Phylogeny Friday is back, bitches! Katherine’s gotta add me to her list ASAP. In the glorious return of PhyFridays, I give you the root of the tree of life. In the upcoming editions we’ll zoom in on a few parts of the tree to illustrate the diversity of certain taxa of interest. It’ll be kind of like a reverse Ancestor’s Tale.
The image on your left shows the evolutionary relationships of the three domains of life: bacteria, archaea, and eukaryotes. Traditionally, the bacteria and archaea are known as prokaryotes, but prokaryotes are a paraphyletic taxon. Oh, how I hate paraphyletic taxa. This article argues that there is no benefit of using the term prokaryote, as it is a defined by what it is not (prokaryotes lack nuclei and organelles) and not by what it is.

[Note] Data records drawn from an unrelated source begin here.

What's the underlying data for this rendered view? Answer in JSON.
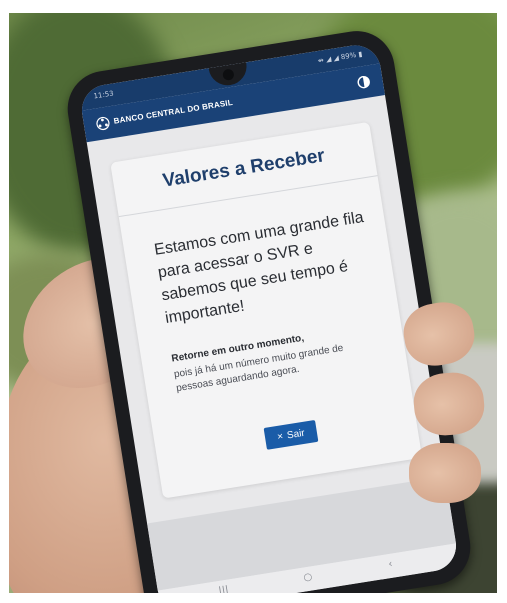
{
  "status_bar": {
    "time": "11:53",
    "indicators": "↮ ◢ ◢ 89% ▮"
  },
  "header": {
    "bank_name": "BANCO CENTRAL DO BRASIL",
    "logo_icon": "bcb-logo-icon",
    "theme_icon": "contrast-icon"
  },
  "card": {
    "title": "Valores a Receber",
    "message": "Estamos com uma grande fila para acessar o SVR e sabemos que seu tempo é importante!",
    "strong_text": "Retorne em outro momento,",
    "detail_text": "pois já há um número muito grande de pessoas aguardando agora."
  },
  "button": {
    "icon": "×",
    "label": "Sair"
  },
  "nav": {
    "recents": "|||",
    "home": "○",
    "back": "‹"
  },
  "colors": {
    "header": "#1a4277",
    "button": "#1a5ca8",
    "title": "#1f3f6c"
  }
}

This tree is the accepted paradigm of the evolution of life, so there ain’t much controversial here. It is important to recognize, however, that the majority of genetic diversity exists in what we consider “primative” single celled organisms. Next week, we’ll see how the majority of the “complex” critters (the eukaryotes) are poorly understood microscopic organisms.
Pace, NR. 2006. Time for a change. Nature 441: 289. doi: 10.1038/441289a